"He's covered in tattoos" she snorted triumphantly, when describing the new partner of a mutual friend. The statement emphasized with a shaking of the head and much eye-rolling, how obviously inappropriate this person was. I wondered how it answered my initial question of her meeting this new person in our mutual friends life - "what's he like?"
 Oh so now I get it - one should be able to make assumptions as to who he is, based on his many tattoos. Ok. Problem solved.
This conversation took place several years ago and it has bugged me ever since. Why is it that a tattoo taboo  exists? The more I looked, the more tattoos I could see. People of all ages and no longer just sailors or military folk, have tattoos.
A friend of mine in USA was talking to me on my recent trip there, about tattoos. He was telling me about how repugnant they were and that people who are tattooed have no self-respect; that they are defacing the human body. Little did he know that under my clothing, I had my own inked skin. I listened as his friends all chimed in about how gang members and prostitutes had tattoos; women certainly should never have them, and generally how ugly they were. 
Sure - I have seen some ugly tattoos, but I think one needs to pause and reflect first before judging, as to the meaning a tattoo might hold for that person; what it signifies; the history behind why it is marking someone's skin, forever. 
Historically, tattoos have been a significant part of many cultures, not just indigenous, but European cultures also.  The tattoo has signified many varying aspects of human life - from tribal rank, to fertility, to being a prisoner, a warrior, a sailor, a samurai ... the tattoo is a living art form, blending colour and creativity into the curves and contours of the human canvas. 
The tattoo is a symbol of empowerment (and yes, I know it has also been used as a mode of oppression); but largely a person makes a decision to permanently ink his or her skin, as an expression of individuality (again, I know tattoos have also been used as a way to identify members of the same group/gang/cult/prison).
Ultimately the experience of being tattooed can be incredibly emancipating - almost rebellious - and will almost certainly remain a talking point.


In 2015 I went to Nepal after the last round of earthquakes. While I was there I obtained two more tattoos. I went into the most modern state-of-the-art tattoo studio I had ever seen (Mohans Tattoo Inn - I highly recommend it).  This is in Thamel, Kathmandu; dirty, dusty, teeming with millions - Kathmandu. The Nepali take their tattooing very seriously and are amongst the worlds best.  Traditional Nepali artworks adorn many Nepali torso and women also - adding permanence to the henna tattoos that most women have. 

I was encouraged by the normalisation of tattoos in Nepal and it struck me about how culturally significant it was, once again causing me to consider why such a strong tattoo taboo exists in European culture.
The old adage that if someone has tattoos they must be untrustworthy, bad, a criminal or somehow less valuable than an un-inked person, is still difficult to dissolve.

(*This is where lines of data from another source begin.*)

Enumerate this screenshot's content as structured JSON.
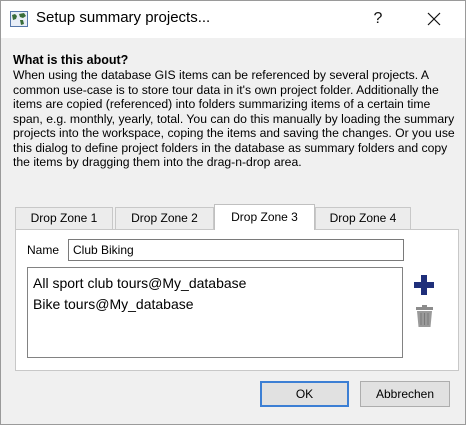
{
  "window": {
    "title": "Setup summary projects...",
    "help_label": "?",
    "close_label": "✕"
  },
  "info": {
    "heading": "What is this about?",
    "description": "When using the database GIS items can be referenced by several projects. A common use-case is to store tour data in it's own project folder. Additionally the items are copied (referenced) into folders summarizing items of a certain time span, e.g. monthly, yearly, total. You can do this manually by loading the summary projects into the workspace, coping the items and saving the changes. Or you use this dialog to define project folders in the database as summary folders and copy the items by dragging them into the drag-n-drop area."
  },
  "tabs": [
    {
      "label": "Drop Zone 1",
      "active": false
    },
    {
      "label": "Drop Zone 2",
      "active": false
    },
    {
      "label": "Drop Zone 3",
      "active": true
    },
    {
      "label": "Drop Zone 4",
      "active": false
    }
  ],
  "drop_zone": {
    "name_label": "Name",
    "name_value": "Club Biking",
    "items": [
      "All sport club tours@My_database",
      "Bike tours@My_database"
    ],
    "add_icon": "plus-icon",
    "remove_icon": "trash-icon"
  },
  "buttons": {
    "ok": "OK",
    "cancel": "Abbrechen"
  },
  "colors": {
    "accent": "#3c7fd4",
    "plus": "#1f2f7a"
  }
}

The tattoo taboo remains and possibly always will.
I came across this YouTube clip recently about the history of tattoos  Check it out (5 minutes long). It is an enlightening look at where the tattoo has come from and perhaps how society could reframe their view of this art form and the people they adorn.